**PROBLEM STATEMENT**
All of the data that follows should be given again exactly, without its images.

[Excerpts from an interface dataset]
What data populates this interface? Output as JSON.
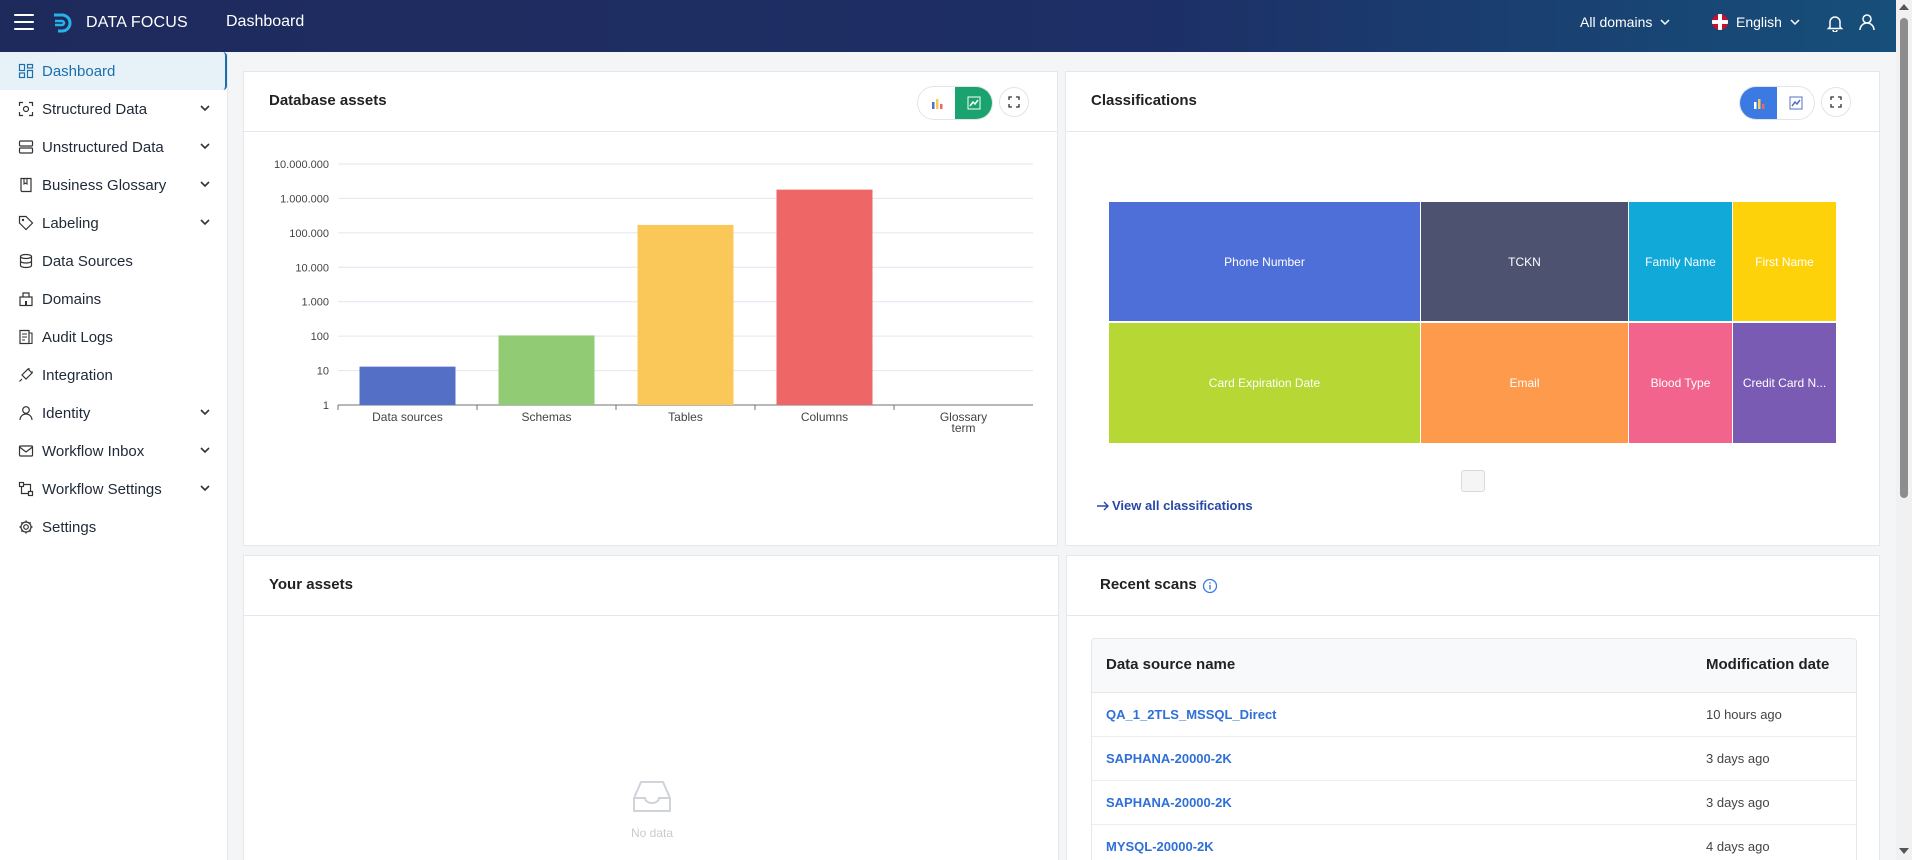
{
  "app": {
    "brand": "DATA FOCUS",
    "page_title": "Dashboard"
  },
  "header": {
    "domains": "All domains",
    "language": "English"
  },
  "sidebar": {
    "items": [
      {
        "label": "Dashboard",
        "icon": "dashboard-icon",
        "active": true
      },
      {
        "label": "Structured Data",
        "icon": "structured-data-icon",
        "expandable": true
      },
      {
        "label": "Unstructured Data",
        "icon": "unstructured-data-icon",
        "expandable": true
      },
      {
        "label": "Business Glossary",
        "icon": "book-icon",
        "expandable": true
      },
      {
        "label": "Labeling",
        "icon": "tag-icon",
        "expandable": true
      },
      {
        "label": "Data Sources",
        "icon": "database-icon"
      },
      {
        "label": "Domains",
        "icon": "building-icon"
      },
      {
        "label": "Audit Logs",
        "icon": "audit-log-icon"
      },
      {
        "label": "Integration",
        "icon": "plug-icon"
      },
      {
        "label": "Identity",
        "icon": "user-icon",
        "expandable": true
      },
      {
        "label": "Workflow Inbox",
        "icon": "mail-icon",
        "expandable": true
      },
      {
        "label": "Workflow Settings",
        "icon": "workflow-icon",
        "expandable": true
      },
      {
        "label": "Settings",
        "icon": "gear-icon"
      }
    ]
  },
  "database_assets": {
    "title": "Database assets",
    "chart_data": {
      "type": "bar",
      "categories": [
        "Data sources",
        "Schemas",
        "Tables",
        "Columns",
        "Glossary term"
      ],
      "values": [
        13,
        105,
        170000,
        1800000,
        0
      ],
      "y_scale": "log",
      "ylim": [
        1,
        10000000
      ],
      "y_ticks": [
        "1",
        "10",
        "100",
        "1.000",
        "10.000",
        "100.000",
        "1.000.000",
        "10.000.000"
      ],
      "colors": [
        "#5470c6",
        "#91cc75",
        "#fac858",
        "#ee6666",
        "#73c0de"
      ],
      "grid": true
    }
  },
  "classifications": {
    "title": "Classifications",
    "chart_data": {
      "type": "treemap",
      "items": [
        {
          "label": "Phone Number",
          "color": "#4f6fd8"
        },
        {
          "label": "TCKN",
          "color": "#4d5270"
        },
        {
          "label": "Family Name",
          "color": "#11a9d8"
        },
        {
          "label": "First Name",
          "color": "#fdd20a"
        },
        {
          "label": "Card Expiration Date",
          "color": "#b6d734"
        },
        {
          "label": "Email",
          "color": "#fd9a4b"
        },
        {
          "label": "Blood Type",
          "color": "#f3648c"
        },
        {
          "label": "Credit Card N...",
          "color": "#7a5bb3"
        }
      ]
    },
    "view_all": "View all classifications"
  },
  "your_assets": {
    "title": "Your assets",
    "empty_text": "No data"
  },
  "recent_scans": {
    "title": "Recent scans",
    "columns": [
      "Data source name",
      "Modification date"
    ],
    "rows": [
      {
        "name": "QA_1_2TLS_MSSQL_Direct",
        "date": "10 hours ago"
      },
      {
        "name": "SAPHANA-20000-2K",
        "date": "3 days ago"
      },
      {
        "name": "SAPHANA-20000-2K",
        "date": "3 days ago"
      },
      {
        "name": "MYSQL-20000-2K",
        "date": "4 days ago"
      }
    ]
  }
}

**ANSWER BOX**
What data populates this interface? Output as JSON.
{
  "app": {
    "brand": "DATA FOCUS",
    "page_title": "Dashboard"
  },
  "header": {
    "domains": "All domains",
    "language": "English"
  },
  "sidebar": {
    "items": [
      {
        "label": "Dashboard",
        "icon": "dashboard-icon",
        "active": true
      },
      {
        "label": "Structured Data",
        "icon": "structured-data-icon",
        "expandable": true
      },
      {
        "label": "Unstructured Data",
        "icon": "unstructured-data-icon",
        "expandable": true
      },
      {
        "label": "Business Glossary",
        "icon": "book-icon",
        "expandable": true
      },
      {
        "label": "Labeling",
        "icon": "tag-icon",
        "expandable": true
      },
      {
        "label": "Data Sources",
        "icon": "database-icon"
      },
      {
        "label": "Domains",
        "icon": "building-icon"
      },
      {
        "label": "Audit Logs",
        "icon": "audit-log-icon"
      },
      {
        "label": "Integration",
        "icon": "plug-icon"
      },
      {
        "label": "Identity",
        "icon": "user-icon",
        "expandable": true
      },
      {
        "label": "Workflow Inbox",
        "icon": "mail-icon",
        "expandable": true
      },
      {
        "label": "Workflow Settings",
        "icon": "workflow-icon",
        "expandable": true
      },
      {
        "label": "Settings",
        "icon": "gear-icon"
      }
    ]
  },
  "database_assets": {
    "title": "Database assets",
    "chart_data": {
      "type": "bar",
      "categories": [
        "Data sources",
        "Schemas",
        "Tables",
        "Columns",
        "Glossary term"
      ],
      "values": [
        13,
        105,
        170000,
        1800000,
        0
      ],
      "y_scale": "log",
      "ylim": [
        1,
        10000000
      ],
      "y_ticks": [
        "1",
        "10",
        "100",
        "1.000",
        "10.000",
        "100.000",
        "1.000.000",
        "10.000.000"
      ],
      "colors": [
        "#5470c6",
        "#91cc75",
        "#fac858",
        "#ee6666",
        "#73c0de"
      ],
      "grid": true
    }
  },
  "classifications": {
    "title": "Classifications",
    "chart_data": {
      "type": "treemap",
      "items": [
        {
          "label": "Phone Number",
          "color": "#4f6fd8"
        },
        {
          "label": "TCKN",
          "color": "#4d5270"
        },
        {
          "label": "Family Name",
          "color": "#11a9d8"
        },
        {
          "label": "First Name",
          "color": "#fdd20a"
        },
        {
          "label": "Card Expiration Date",
          "color": "#b6d734"
        },
        {
          "label": "Email",
          "color": "#fd9a4b"
        },
        {
          "label": "Blood Type",
          "color": "#f3648c"
        },
        {
          "label": "Credit Card N...",
          "color": "#7a5bb3"
        }
      ]
    },
    "view_all": "View all classifications"
  },
  "your_assets": {
    "title": "Your assets",
    "empty_text": "No data"
  },
  "recent_scans": {
    "title": "Recent scans",
    "columns": [
      "Data source name",
      "Modification date"
    ],
    "rows": [
      {
        "name": "QA_1_2TLS_MSSQL_Direct",
        "date": "10 hours ago"
      },
      {
        "name": "SAPHANA-20000-2K",
        "date": "3 days ago"
      },
      {
        "name": "SAPHANA-20000-2K",
        "date": "3 days ago"
      },
      {
        "name": "MYSQL-20000-2K",
        "date": "4 days ago"
      }
    ]
  }
}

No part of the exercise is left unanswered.